#7: Northeastern United States Blizzard of 1978
One of the most destructive and crippling blizzards to have struck Northeastern United States, between February 5 to February 7, 1978, it affected the New York metropolitan area, New Jersey, and New England. By the time it had dissipated, it had caused 100 deaths and left close to 4500 injured, besides recording total damages to the tune of USD 1.83 billion (2010 dollars). All the major cities measured record-breaking snow accumulation, with Boston receiving 27.1 inches, Atlantic City receiving 20.1 inches, and Providence recording 27.6 inches of snow.
#6: Lhunze County, Tibet (2008)
Tibet was struck by its worst snowstorm in 2008, with nearly 5 feet of snow blanketing most of Lhunze county. In 36 hours, it killed 7 people, caused more than 144,000 cattle deaths and left hundreds trapped in snow. It took almost three days to clear off the snow cover, for life to return to normalcy.
#4: The Great Blizzard of 1899
Known for the record low temperatures (up to -61°F), this blizzard, riding on a cold wave, descended upon Southern USA, particularly Washington DC, New Orleans, and Florida. The storm was further powered by ocean-effect snow (a phenomenon similar to lake effect) making the mercury dip below zero level. Cape May, New Jersey, was the worst affected, with 34 inches of snow piling up.
#3: Mount Shasta Storm (1959)
Only overshadowed by the storm of the century that struck in 1993, the Mount Shasta Ski Bowl snowstorm delivered 189 inches of snow in 1959, driving itself into record books. Since it mostly struck the mountainous regions, no loss of life and property was reported. It still holds the record for the most amount of snow deposited in a single snowstorm.
#2: The Great Snow of 1717
Even three centuries later, the blizzard of 1717 that struck New England and New York colonies hasn't been forgotten. A series of Nor'easters struck the region in the first week of March, leaving both the colonies covered in five or more feet of snow. According to the earliest records, Boston was the most affected city with snowdrifts reaching 25 feet.
#1: The Buffalo Blizzard (1977)
With the snowfall topping at 199.4 inches and winds blowing at 45 mph to 69 mph, the Buffalo Blizzard of 1977, tops the list. Snowdrifts up to 25 feet were recorded, rendering visibility down to zero, making air and road travel impossible. The lake effect snow, generated by lake Ontario, combined with formidable snow cover, built previously, led to the deadliest of blizzards to have ever struck the upstate New York area.
Some 'Chilling' Facts
New York state has the snowiest cities in the United States of America. It's the most frequently snowstorm-struck state.
The most severely snowstorm-affected city in the United States is Valdez in Alaska, which receives an annual snowfall, amounting to 260 inches.
All over the United States, the average daily snowfall, caused by these storms is 2 inches. For mountainous areas, it is almost 7 inches.

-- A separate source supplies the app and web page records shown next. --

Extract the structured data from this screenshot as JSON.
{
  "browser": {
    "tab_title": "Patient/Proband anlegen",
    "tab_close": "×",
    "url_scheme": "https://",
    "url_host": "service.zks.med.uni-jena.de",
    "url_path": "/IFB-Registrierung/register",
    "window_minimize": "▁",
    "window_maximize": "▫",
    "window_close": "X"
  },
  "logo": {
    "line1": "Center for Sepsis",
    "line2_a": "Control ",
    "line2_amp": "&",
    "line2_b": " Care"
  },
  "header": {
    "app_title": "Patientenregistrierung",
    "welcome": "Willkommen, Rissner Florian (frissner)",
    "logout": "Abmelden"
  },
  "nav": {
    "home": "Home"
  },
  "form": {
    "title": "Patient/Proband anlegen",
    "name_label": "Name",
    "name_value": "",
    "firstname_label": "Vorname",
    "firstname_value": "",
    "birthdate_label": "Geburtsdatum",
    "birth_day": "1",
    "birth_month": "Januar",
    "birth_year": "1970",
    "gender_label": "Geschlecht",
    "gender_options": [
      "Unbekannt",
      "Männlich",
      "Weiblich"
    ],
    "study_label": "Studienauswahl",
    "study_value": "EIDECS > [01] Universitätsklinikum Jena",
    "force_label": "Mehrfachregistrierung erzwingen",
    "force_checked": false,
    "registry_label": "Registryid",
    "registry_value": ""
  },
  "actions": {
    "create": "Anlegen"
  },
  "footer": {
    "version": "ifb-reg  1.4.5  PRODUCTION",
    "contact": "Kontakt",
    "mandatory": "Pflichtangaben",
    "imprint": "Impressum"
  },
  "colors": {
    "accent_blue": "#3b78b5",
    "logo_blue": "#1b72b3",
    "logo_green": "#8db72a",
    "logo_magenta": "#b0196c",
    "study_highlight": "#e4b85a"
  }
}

Snowstorms lead to rapid accumulation of snow, resulting into avalanches, which is tons of snow, traveling at speeds reaching 200 miles per hour. In fact, 80% of winter avalanches are triggered by snowstorms.
Frostbite, hypothermia, and wind chill are some of the most common health hazards caused by snowstorms.
The Rockies are most affected by mountain-effect triggered snowstorms and avalanches. The mid-west, owing its proximity to the Great Lakes is is pounded by heavy snow and blizzards caused by the lake-effect.
Snowstorms and especially blizzards can be dangerous atmospheric calamities of unpredictable nature. Advanced warning systems have been put in place which can help people in preparing for the onslaught of these natural disasters. The National Weather Service ( NOAA) is the best source of information for alerts regarding winter storms and other disruptive atmospheric phenomena.